employees before the start of the workday, but he was delayed and reached
the office too late to discuss it with her. At a 9 A.M. meeting with a
client, he was handed a totally unexpected project that she was well
qualified to do. It would have been unfortunate for both of them if he had
let her go a half-hour earlier.
·Life unfolds as a dynamic process.
We begin to experience, in a practical way, the fluctuating, constantly
changing nature of existence. We understand that everything has a timing and
a pacing of its own. Instead of struggling to get what we need, we relax
into a situation. We follow our intuition and watch for feedback from life.
We learn when to push and when to pull; when to speak and when to be silent;
when to advance and when to retreat. We do our best in whatever we do, and
we trust that what happens is supposed to happen. Then, free of impatience,
guilt, and anxiety, we watch with pleasure as events unfold that are better
than what we had conceived. One flowmaster, a lawyer, says that when he is
working toward a goal in his life he always asks himself, “Am I pushing or
am I not?” If he’s pushing, he stops. While negotiating for a car, he could
have purchased one at a reasonable price, but when the situation started
seeming full of effort and stress, he stopped the proceedings. Two weeks
later, he made a single phone call and purchased the same car at a better
·Events and actions mesh together in a coherent pattern of deep harmony and
Life seems purposeful and integrated rather than chaotic and
meaningless. Our actions and decisions arise from and merge into a larger
pattern that affects others we come into contact with, and we in turn are
affected by them. We realize that everything we do matters. In this larger
scheme of things, the work we do—whether it’s building homes, waiting
tables, or raising children—gains added significance: it’s our unique
contribution. Understanding the mutuality of life, seeing how much we have
been enriched by others, we have full hearts and we want to give back.
We find ourselves
becoming flow messengers—vehicles for other people’s synchronicities. When
Ann Medlock and John Graham returned to New York from their trip to Langley,
they immediately called an architect known for his innovative designs to ask
him to design their house. Although he is usually unattainable, he and his
partner were sitting in their office discussing the need to test their
concepts on houses in different climates at the time he picked up the
We experience this
underlying order in another way as we see how actions we take in the
physical, mental, emotional, and spiritual areas of our life can create
parallel events in the outer world. After cleaning out the basement, we find
we are ready for a new relationship. Upon forgiving our father for his
emotional distance, we hear our own child confiding a secret to us. We see
the threads that tie seemingly unrelated events together.
·Outside events link up with our inner thoughts and feelings, giving us a
sense of participation with the Universe.
With flow, it’s not, as the Anne Murray song goes, “You and me against
the world,” it’s you and me and the world, or, even better, you and
me are the world.
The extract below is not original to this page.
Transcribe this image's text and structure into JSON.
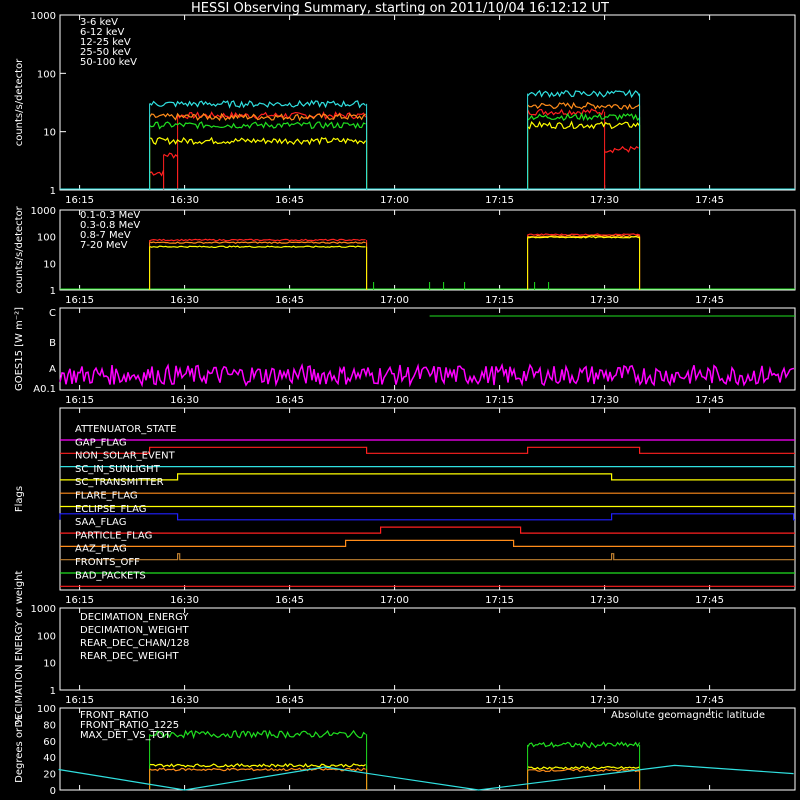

We experience the interplay between us and the
Universe, and the lines of separation between ourselves and others
disappear. We feel connected at a deep level to everyone and everything. We
see everyone—including ourselves—as being in the process of learning and
growing and we don’t judge or discount them. Struggle disappears; in its
place is cooperation and ease. We are open to whatever the Universe brings.
We are ready to do our part. In this state of receptivity, everything seems
to support us in a way that enriches our life and helps us see our process
and purpose more clearly. The names of places, numbers on houses, a series
of phone calls begin to lace together in meaningful patterns. Slowly, the
mundane threads of life become a tapestry of ongoing discovery, deeply
absorbing and richly textured. The magic is in the moment—in this very
Flow, in short, fills our days with meaning, purpose, and ease. And best of
all, it has a very accessible entry point—synchronicity, which we can
clearly see operating in our lives once we understand how it presents
Chapter 2: Understanding Synchronicity
Read Chapter 4: The Nine
Order The Power of Flow